How to Overcome Gambling Addiction
Gambling involves the wagering of money or something of value on an uncertain event, usually with the primary intention of obtaining the prize or money. Gambling involves consideration, chance, and prize, and the outcome of the wager is usually evident within a relatively short period of time. Many areas of the U.S. outlawed gambling in the early 20th century, spurring the growth of the mafia and other criminal organizations. However, attitudes toward gambling began to change and gambling laws were gradually relaxed.
A gambler can experience a wide range of physical and emotional symptoms from anxiety and depression to self-harming tendencies. The loss of money or assets can leave a gambler feeling helpless and hopeless. Excessive gambling can result in a variety of physical symptoms, including a lack of sleep, pale skin, acne, and dark circles under the eyes. If gambling becomes a full-time addiction, the gambler may even try to harm himself.
While gambling can be a fun hobby, it can become an addiction if it’s accompanied by emotional distress. People who are struggling with gambling disorder need to spend more money to achieve the same “high” and chase losses.

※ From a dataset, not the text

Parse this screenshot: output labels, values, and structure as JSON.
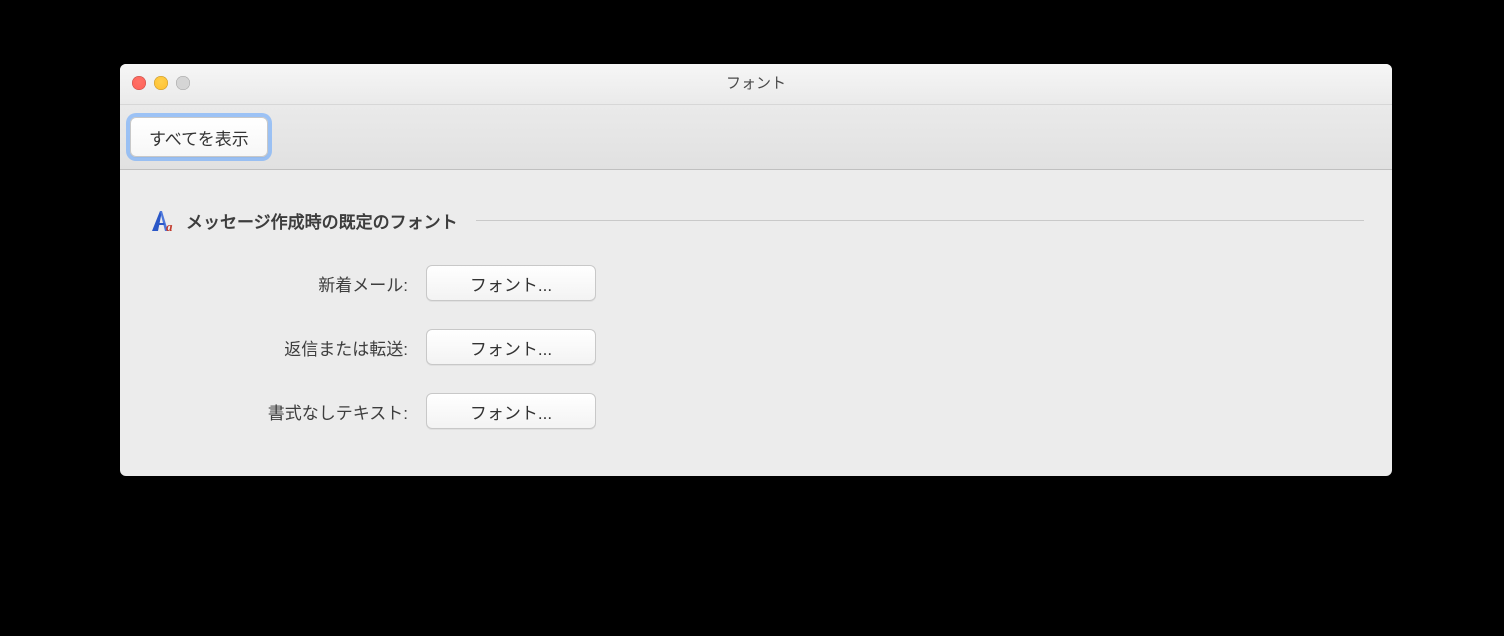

In this vicious cycle, the need to gamble increases, leading to a decreased ability to resist the urge to stop. Gambling addiction can be incredibly difficult to overcome. It’s crucial to seek professional help for gambling addiction to avoid further damage to one’s life.
While there is no known cure for gambling addiction, medications are available to relieve the emotional and psychological consequences. Certain medications such as antidepressants can help with anxiety and depression, which are often contributing factors to compulsive behavior. Medications may also be helpful if co-occurring conditions such as depression are affecting the gambler. Counseling is the best way to overcome compulsive gambling. Self-help groups and therapy are both valuable tools in the recovery process.
To prevent further complications, the first step in recovering from gambling addiction is to strengthen one’s support network. Family and friends are essential to a full recovery. If possible, try to make new friends outside of the gambling world. Volunteering and donating to worthwhile causes can also help. It is also beneficial to join peer support groups such as Gamblers Anonymous, which is based on Alcoholics Anonymous. Moreover, it’s helpful to have a sponsor in the Gamblers Anonymous program, who is usually a former gambler.
However, the rate of problem gambling among the college-aged population is significantly higher than that of older populations. This may be due to broader developmental issues. In the British Gambling Prevalence Study, a higher rate of problem gambling was noted in men who were 16-24 years old, compared to 0.2% of those aged 65-74. Further, it is not uncommon for younger individuals to obtain lottery products from adults who are legal gambling age. In order to help combat this problem, more research is needed to develop effective treatments and prevention programs for gambling addiction.
In addition to gambling, the stock market and lottery are both forms of betting, though they are often viewed as a different type of activity. In this case, you are betting against yourself, not your own interests, and the outcome of your bet is completely unpredictable. The odds of winning a game of chance are determined by the number of players. If you win, you get paid. Otherwise, the insurance company keeps your premiums and pays the beneficiaries.